Personally, my wife and I are convinced that the steps we have taken have contributed to slowing down her memory loss. Those include physical activities such as golf, tennis, swimming, biking, walking, gardening and aerobic exercises; social interaction such as singing in a choir, dancing, word puzzles, games and diet recommendations from the neurologist; family acknowledgement and involvement, and a genuine loving partnership.

Finally, for spouses and those who have a relationship with a care receiver, don’t attempt to go it alone; get professional help. While a volunteer at Memory Matters, I found this local organization to be an excellent reference for information while offering a variety of support programs.

Most important, maintain a positive attitude!

Earle and Nancy Everett

Moss Creek

To the Editor:

After several years of major damage in our area from hurricanes, Florence spared us. But she didn’t spare our neighbors just up the coast. We were nervous and mesmerized at the same time as we awaited another shift in direction, and watched the power of Mother Nature unleashed once again.

Just as we needed the generous nature of others in times past, others need our help now.

We know philanthropy. We know community foundations. We know what they’re going through because we’ve gone through it too. So, if you’re moved to help, I offer some suggestions that allow you to give to vetted institutions that are known to us and where your gift will be well-utilized:

The One SC Fund is a statewide disaster fund managed by the Central Carolina Community Foundation in Columbia. It did statewide disaster grantmaking following the floods in 2015, Matthew in 2016, and Irma in 2017. And it will be there for Florence.

Those wishing to contribute to the One SC Fund can do so in the following ways:

  • Online: Visit
  • Mail: Make checks payable to Central Carolina Community Foundation-One SC at 2711 Middleburg Drive, Suite 213, Columbia, SC 29204.

The Disaster Relief Fund at the North Carolina Community Foundation is also an option to help our friends farther up the coast.

  • Online: Visit
  • Mail: Make checks payable to NCCF – Disaster Relief at 3737 Glenwood Ave., Suite 460, Raleigh, NC 27612

Live generously.

Denise K. Spencer

President and CEO

Community Foundation of the Lowcountry

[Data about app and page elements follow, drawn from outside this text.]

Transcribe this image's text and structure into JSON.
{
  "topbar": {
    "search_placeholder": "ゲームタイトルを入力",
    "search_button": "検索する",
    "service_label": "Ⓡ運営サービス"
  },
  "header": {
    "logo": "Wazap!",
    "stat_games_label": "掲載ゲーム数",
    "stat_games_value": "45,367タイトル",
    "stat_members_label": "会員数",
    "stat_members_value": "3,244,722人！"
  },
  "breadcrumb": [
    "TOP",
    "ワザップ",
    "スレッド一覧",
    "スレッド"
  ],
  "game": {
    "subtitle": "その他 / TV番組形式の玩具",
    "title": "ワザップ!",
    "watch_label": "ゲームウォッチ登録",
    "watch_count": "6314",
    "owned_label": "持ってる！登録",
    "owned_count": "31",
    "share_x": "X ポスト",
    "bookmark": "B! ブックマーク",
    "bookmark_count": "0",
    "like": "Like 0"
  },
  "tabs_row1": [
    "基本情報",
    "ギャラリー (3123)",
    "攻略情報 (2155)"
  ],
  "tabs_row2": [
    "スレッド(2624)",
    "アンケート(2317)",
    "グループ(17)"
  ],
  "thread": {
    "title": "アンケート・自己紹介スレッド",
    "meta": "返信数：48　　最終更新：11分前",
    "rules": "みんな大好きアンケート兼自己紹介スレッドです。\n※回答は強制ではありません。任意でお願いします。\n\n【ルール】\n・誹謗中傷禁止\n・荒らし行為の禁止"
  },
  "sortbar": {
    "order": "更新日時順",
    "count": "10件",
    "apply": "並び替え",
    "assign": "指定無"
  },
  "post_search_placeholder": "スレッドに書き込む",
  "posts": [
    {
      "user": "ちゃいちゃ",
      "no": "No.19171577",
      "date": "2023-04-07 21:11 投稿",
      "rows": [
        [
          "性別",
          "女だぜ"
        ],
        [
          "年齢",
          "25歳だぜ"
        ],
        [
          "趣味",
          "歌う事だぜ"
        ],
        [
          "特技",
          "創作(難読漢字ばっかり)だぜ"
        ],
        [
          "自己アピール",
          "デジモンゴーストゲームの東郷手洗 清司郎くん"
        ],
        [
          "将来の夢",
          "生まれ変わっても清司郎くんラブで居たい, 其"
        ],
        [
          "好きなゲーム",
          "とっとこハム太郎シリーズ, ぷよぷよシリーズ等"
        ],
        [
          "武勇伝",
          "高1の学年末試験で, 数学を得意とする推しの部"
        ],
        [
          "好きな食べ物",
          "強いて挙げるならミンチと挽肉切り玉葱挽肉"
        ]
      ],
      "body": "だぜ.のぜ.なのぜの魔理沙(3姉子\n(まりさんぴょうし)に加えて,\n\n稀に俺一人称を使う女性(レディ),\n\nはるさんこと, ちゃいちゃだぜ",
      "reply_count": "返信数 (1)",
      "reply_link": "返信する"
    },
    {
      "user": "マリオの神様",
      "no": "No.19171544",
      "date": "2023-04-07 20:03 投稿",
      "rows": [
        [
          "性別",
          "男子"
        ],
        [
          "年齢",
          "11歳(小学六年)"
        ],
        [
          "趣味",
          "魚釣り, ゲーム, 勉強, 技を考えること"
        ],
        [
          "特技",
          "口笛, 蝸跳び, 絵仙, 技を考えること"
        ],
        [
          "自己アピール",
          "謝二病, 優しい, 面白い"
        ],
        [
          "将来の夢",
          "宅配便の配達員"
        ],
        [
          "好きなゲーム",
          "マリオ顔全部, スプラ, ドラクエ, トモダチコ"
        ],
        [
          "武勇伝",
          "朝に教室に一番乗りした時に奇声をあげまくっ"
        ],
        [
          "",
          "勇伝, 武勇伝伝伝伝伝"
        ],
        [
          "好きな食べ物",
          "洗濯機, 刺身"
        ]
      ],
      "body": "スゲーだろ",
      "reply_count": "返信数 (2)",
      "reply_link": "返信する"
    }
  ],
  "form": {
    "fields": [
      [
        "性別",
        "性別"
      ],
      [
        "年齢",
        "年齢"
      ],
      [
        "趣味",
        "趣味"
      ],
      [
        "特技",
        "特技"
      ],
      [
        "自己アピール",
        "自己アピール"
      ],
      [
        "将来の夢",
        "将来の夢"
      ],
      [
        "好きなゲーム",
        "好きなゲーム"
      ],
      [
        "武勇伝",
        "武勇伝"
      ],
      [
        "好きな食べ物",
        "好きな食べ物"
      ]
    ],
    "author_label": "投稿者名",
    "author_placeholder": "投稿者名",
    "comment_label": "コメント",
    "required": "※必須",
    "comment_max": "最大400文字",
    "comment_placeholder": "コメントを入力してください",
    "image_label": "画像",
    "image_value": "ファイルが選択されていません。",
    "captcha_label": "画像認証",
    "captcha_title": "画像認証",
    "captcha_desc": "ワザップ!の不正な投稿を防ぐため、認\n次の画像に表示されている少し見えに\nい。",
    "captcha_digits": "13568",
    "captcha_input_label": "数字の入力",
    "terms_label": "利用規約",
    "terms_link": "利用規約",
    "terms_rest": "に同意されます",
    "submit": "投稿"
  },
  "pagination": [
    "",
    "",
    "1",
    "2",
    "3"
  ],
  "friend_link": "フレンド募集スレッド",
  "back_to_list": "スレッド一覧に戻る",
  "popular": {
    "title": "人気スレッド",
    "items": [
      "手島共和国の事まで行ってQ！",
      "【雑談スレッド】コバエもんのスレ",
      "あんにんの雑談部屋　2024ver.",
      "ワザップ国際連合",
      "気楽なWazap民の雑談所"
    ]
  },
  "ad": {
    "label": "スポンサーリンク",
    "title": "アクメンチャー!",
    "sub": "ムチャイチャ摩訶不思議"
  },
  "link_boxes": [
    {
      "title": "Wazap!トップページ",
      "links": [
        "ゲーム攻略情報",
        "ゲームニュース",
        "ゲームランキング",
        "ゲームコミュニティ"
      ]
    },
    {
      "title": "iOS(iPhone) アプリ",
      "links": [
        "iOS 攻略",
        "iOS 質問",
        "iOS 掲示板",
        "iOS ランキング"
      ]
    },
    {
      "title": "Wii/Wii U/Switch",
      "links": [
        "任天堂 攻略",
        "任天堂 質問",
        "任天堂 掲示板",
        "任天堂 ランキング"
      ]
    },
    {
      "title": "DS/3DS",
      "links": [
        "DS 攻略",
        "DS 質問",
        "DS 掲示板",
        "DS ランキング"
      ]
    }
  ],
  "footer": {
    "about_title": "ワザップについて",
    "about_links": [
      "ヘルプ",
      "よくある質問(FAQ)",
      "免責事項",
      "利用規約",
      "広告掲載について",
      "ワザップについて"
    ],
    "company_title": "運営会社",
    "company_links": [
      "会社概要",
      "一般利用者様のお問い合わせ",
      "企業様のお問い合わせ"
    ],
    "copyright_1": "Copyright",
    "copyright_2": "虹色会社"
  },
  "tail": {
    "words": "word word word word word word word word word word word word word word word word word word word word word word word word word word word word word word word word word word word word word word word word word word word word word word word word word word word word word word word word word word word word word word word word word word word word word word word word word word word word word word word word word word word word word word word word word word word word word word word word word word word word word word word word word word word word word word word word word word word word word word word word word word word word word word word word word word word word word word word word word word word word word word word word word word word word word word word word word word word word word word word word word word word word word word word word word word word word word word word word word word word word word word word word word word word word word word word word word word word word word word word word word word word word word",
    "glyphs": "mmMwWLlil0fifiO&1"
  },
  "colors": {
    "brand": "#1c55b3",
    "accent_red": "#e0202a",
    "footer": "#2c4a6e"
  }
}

To the Editor:

Vince Sgroi made several inaccurate statements in his recent letter (Bluffton Sun, Sept. 5). He complains Democrats “still can’t accept the result … of the election.” Not liking the results is true.

He also writes, Democrats “will obstruct and resist.” It is entirely normal for both parties to disagree and resist the other.

Mr. Sgroi does not mention the eight-year-long GOP campaign to obstruct President Obama. This included a public insult during the State of the Union address.

The GOP blocked a hearing for Merrick Garland to join the Supreme Court.

Mr. Sgroi writes that Democrats advocate open borders and support crime by aliens. This is a lie. No one I have heard of advocated open borders. The GOP has refused to allow any immigration bill to come to a vote.

Immigration is a fundamental American value. It was a stated cause in the Declaration of Independence. It is a stated direct power of Congress to make legislation on the subject. This power has very limited court review as long as the law or any part of the law is rational.

I am a retired immigration official and have the knowledge to write on the issue.

William Cubley

Sun City Hilton Head

To the Editor:

Imagine my shock after returning from the mandatory evacuation from Hurricane Florence and opening my mail to find a letter from Crescent Atlantic States Management, stating that we must remove the banner over our front door that depicted a recent photo and congratulations for our Parris Island Marine graduate and his homecoming.

I am totally numb by the idea that people in this community would complain about a family being proud of their son in the armed services, especially since our Marines have been exceptional at helping those suffering in this storm and its aftermath.

The letter stated “no sign whatsoever,” commercial or otherwise should be posted, and that the banners must be taken down immediately.

I have no words for such a display of disheartening disrespect.

Claudia Cebollero

The Crescent, Bluffton